### [Activity]
Below are records; output all of them exactly.

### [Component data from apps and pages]
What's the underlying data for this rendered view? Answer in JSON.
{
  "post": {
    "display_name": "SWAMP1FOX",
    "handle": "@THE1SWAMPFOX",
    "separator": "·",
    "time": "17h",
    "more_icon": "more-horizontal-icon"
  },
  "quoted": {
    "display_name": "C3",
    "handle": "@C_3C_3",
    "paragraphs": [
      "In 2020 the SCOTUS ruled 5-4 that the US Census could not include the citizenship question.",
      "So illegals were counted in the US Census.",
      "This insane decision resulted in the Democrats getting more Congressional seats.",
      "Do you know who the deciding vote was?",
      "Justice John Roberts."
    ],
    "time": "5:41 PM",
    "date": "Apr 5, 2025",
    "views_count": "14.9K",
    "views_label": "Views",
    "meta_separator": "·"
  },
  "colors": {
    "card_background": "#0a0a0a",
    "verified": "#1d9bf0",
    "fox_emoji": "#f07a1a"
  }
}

### [Task answer]
What's the underlying data for this rendered view? Answer in JSON.
{
  "post": {
    "display_name": "SWAMP1FOX",
    "handle": "@THE1SWAMPFOX",
    "separator": "·",
    "time": "17h",
    "more_icon": "more-horizontal-icon"
  },
  "quoted": {
    "display_name": "C3",
    "handle": "@C_3C_3",
    "paragraphs": [
      "In 2020 the SCOTUS ruled 5-4 that the US Census could not include the citizenship question.",
      "So illegals were counted in the US Census.",
      "This insane decision resulted in the Democrats getting more Congressional seats.",
      "Do you know who the deciding vote was?",
      "Justice John Roberts."
    ],
    "time": "5:41 PM",
    "date": "Apr 5, 2025",
    "views_count": "14.9K",
    "views_label": "Views",
    "meta_separator": "·"
  },
  "colors": {
    "card_background": "#0a0a0a",
    "verified": "#1d9bf0",
    "fox_emoji": "#f07a1a"
  }
}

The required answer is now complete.